If this is not the most beautiful restaurant setting you have ever seen, perhaps excepting the Orangerie Restaurant in Chenonceau, I will eat potatoes for a month (actually I might just do it after sampling Peruvian cuisine).
A kind of magic happens in the making of pommes soufflées. During a second, hotter round of frying, steam trapped inside the potatoes inflates them into delicate balloons. For me, the sticks of twice fried potatoes seen across America in fast food restaurants, are Belgian fries. The pommes de terre soufflées are the real French fries, the pride of snobbish chefs worldwide. They are light crispy ballooned potatoes and so tender inside. I suppose it was inevitable, since potatoes originated in Peru, but these were the very best I have ever eaten. I wanted to fill my pockets with them to eat later, of course impossible, since they have to be eaten immediately after cooking. Usually you get only four of this delicious creation, here they gave eight, heaven on a plate.
How could I ever imagine that some mashed potatoes with lemon juice, chili pepper, oil, salt and avocados molded like a cake, could ever turn into an appetizer of such perfect synergy? Causa didn’t sound extremely promising at first. But I obviously wasn´t acquainted with the one-of-a-kind ingredients of Peru, otherwise I wouldn’t have so readily doubted. This is the kind of dish of which you only need to take a bite, and it suddenly becomes perfectly clear why it is a big star in so many tables in Peru. Some people say causa comes from the Quechua word ‘kausay” (sustenance of life). According to this, the dish would have pre-Hispanic roots, and in those days the dish was boiled potato eaten with slices of ají. But the “Causa Limeña”, or Lima-style causa, appeared in the Colonial period. Based on the kausay dish, the Spanish added other ingredients like fish, olives and avocado. The most folkloric version of the history of “Causa Peruana” says that a nun from Lima had to feed a battalion of soldiers and she was asked with very short notice. So she used what there was available and because they were celebrating the Peruvian Independence Day, it was named “causa” (cause).

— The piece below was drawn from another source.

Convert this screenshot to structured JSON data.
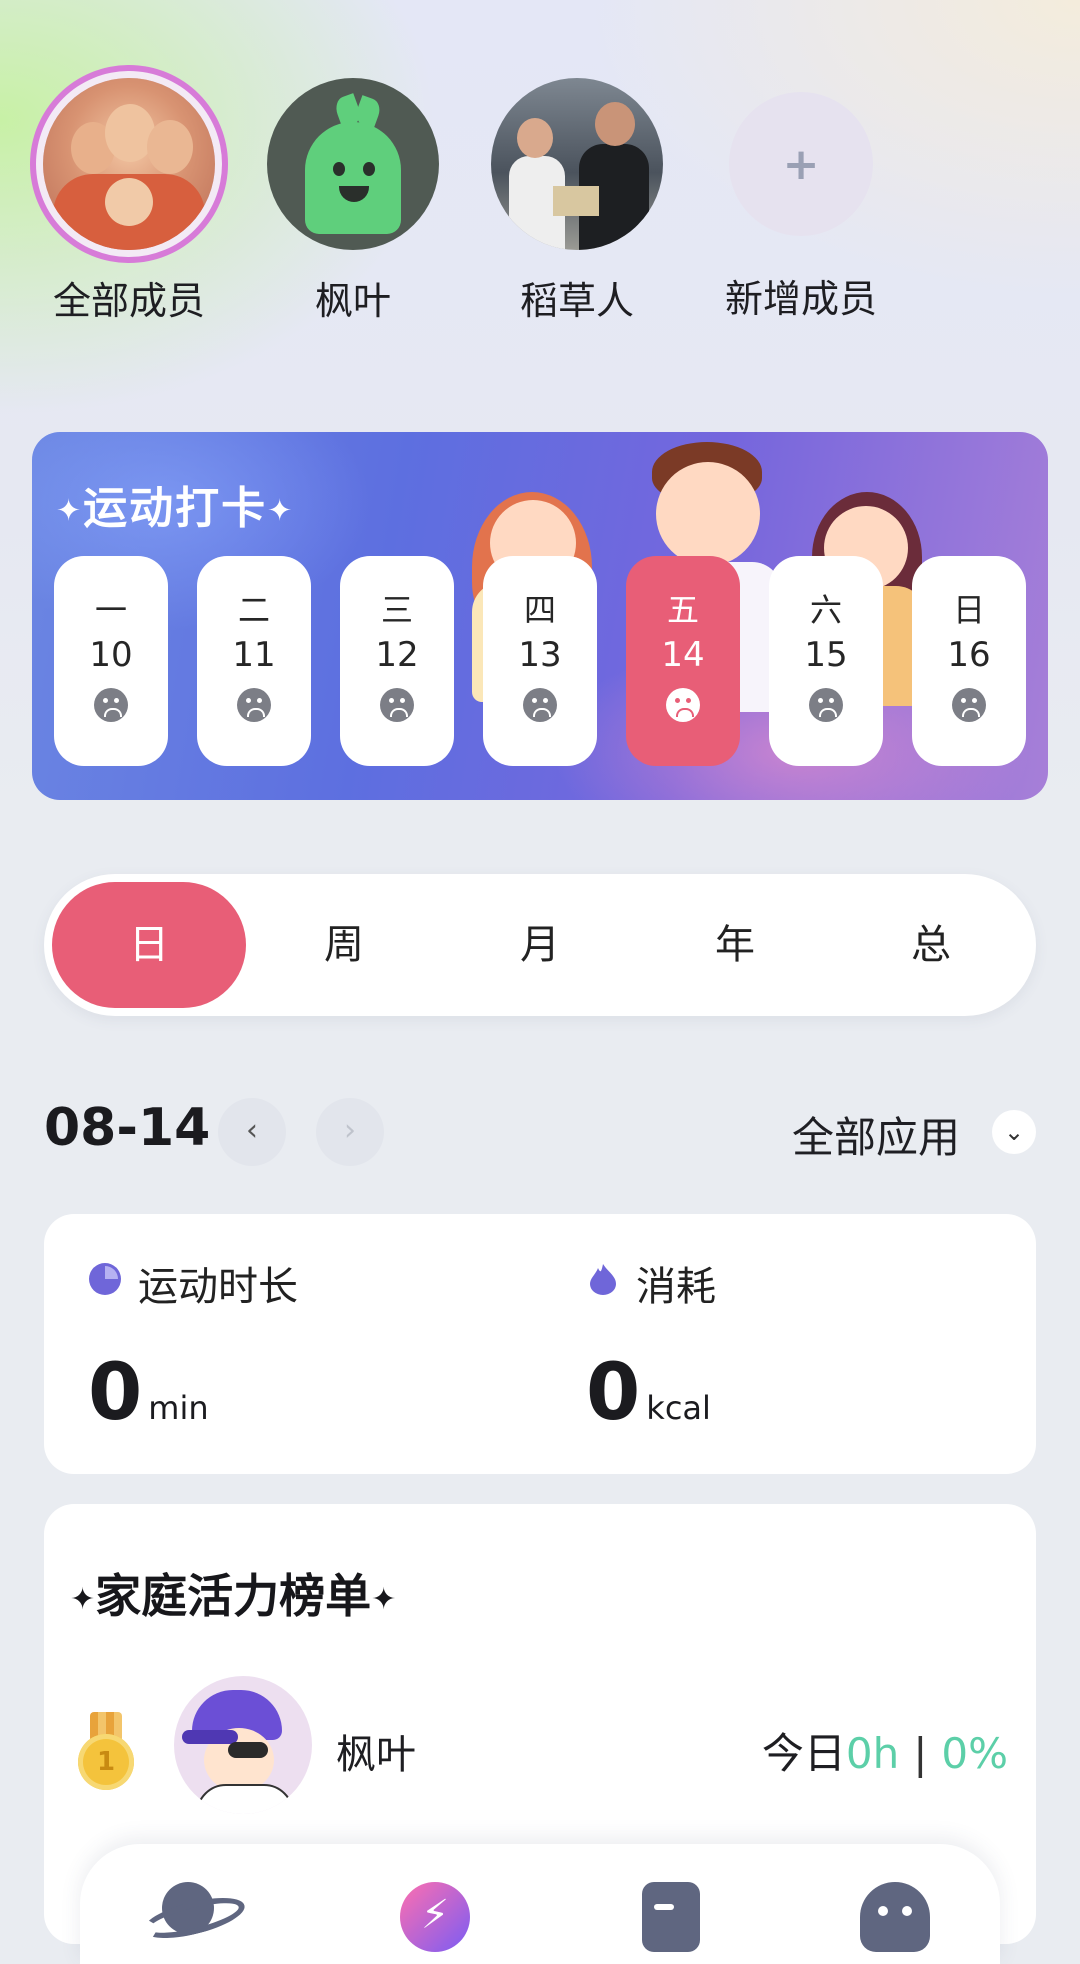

The Pisco Sour is the national drink of Peru. It is a delicious concoction of Pisco brandy, frothy egg whites, fresh lime juice, simple syrup, angostura bitters, and ice. The Pisco Sour was invented in Lima in the 1920’s by American bartender Victor Vaughn Morris. We also ordered a cebiche, but we gobbled it up before I could take a picture. Many Peruvians believe that cebiche is an aphrodisiac and hangover cure, the latter possibly due to the fact that it is traditionally consumed with beer. Unlike ceviche from Mexico and Ecuador, in Peru it does not have tomatoes.
Overall, our experience at Museo Larco Cafe/Restaurant was delightful. The setting was gorgeous, the menu was varied and the food was exceptional as well. This would be quite the perfect place to dine and watch the sunset. I have heard the lighting in the gardens and restaurant is quite romantic and striking in the evening. Another good reason to visit the Museo Larco if you are in Lima. As always, please leave a comment.
Pomme Soufflées: http://www.foodreference.com/html/pom-souf-21507.html
Pomme Soufflées: http://www.saveur.com/article/Recipes/Pommes-Soufflees
Arnaudes Pomme Soufflées: http://www.cdkitchen.com/recipes/recs/510/Arnauds_New_Orleans_Pommes_Souffle46137.shtml
Causa Peruana: http://www.sbs.com.au/food/recipes/causa-peruana